  • Its place and function within the hydrological network of the 5 Great Lakes
  • The development of the marine technology for shipping on Lake Erie and its historical effects as seen in shipwrecks.
  • The history of some of the famous wreck that have occurred.
  • The ecological challenges facing Lake Erie now, the prospects for the future and the steps that can and are being taken to control the changes that are underway.

Confined Water Dive

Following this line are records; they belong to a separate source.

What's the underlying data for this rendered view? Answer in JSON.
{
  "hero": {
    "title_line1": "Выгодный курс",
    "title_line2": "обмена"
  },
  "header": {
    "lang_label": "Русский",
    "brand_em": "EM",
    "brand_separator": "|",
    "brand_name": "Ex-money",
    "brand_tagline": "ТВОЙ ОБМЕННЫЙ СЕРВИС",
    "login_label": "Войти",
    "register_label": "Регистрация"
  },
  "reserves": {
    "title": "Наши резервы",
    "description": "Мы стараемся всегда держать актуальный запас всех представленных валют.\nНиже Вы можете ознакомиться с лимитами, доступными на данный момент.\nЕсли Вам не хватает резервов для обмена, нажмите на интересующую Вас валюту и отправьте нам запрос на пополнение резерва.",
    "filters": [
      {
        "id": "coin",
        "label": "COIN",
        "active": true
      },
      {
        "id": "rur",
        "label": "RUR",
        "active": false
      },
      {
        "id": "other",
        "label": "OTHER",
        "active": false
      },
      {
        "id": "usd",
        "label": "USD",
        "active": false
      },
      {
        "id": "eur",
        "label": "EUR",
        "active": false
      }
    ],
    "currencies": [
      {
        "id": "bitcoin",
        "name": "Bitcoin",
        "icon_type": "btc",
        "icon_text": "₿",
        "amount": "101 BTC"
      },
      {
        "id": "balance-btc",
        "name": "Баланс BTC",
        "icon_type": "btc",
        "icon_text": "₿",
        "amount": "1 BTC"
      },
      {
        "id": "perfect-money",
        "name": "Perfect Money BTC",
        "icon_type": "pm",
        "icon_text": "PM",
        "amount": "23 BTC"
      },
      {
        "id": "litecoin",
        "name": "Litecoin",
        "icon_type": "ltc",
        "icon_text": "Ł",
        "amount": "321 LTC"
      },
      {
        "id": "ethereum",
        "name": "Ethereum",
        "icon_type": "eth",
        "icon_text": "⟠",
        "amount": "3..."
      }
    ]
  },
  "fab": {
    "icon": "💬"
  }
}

By the end of the Confined Water Dive, the diver should be able to, as part of a buddy team and instructor guidance as appropriate:
  • Assemble, don and adjust the scuba kit that will be used on the dives
  • Demonstrate proper entry in shallow enough in which to stand and donning the scuba kit.
  • Inflate the BCD to establish buoyancy swim on the surface into water too deep in which to stand, perform a buoyancy check and adjust for proper weighting.
  • Execute a tired diver tow for towing back buddies or instructor for 100’
  • Establish neutral buoyancy and swim using frog kicks (unless it is not possible due to a physical limitation)
  • Demonstrate the deployment and retrieval of a penetration line
  • • Swim along the deployed penetration line so as to maintain contact with the line without kicking the pool bottom and holding on to a dive light.
  • Swim underwater for a distance of not less than 80 feet, including at least one turn of 180 degrees and swimming backwards using only kicks, (unless doing so is impossible due to a physical limitation), without making contact with the bottom
  • Execute a proper ascent; exit the water by using the deep water exit.   

Open Water Dives

General Open Water Considerations

 a) Involve student divers in dive-planning activities. Give special attention to the divers anxiety and stress levels, in addition to student diver euipment preparedness.

b)    Conduct a thorough briefing. The better the briefing, the more smoothly the dive
will proceed. Assign buddy teams according to ability (weak with strong) and establish a
check-in/check-out procedure.

c)    Assign logistical duties to staff and review emergency protocols.

d)    Remind divers to familiarize themselves with their buddy’s equipment.

e)    Evaluate diver’s thermal protection for appropriateness for the dive site and
expected conditions.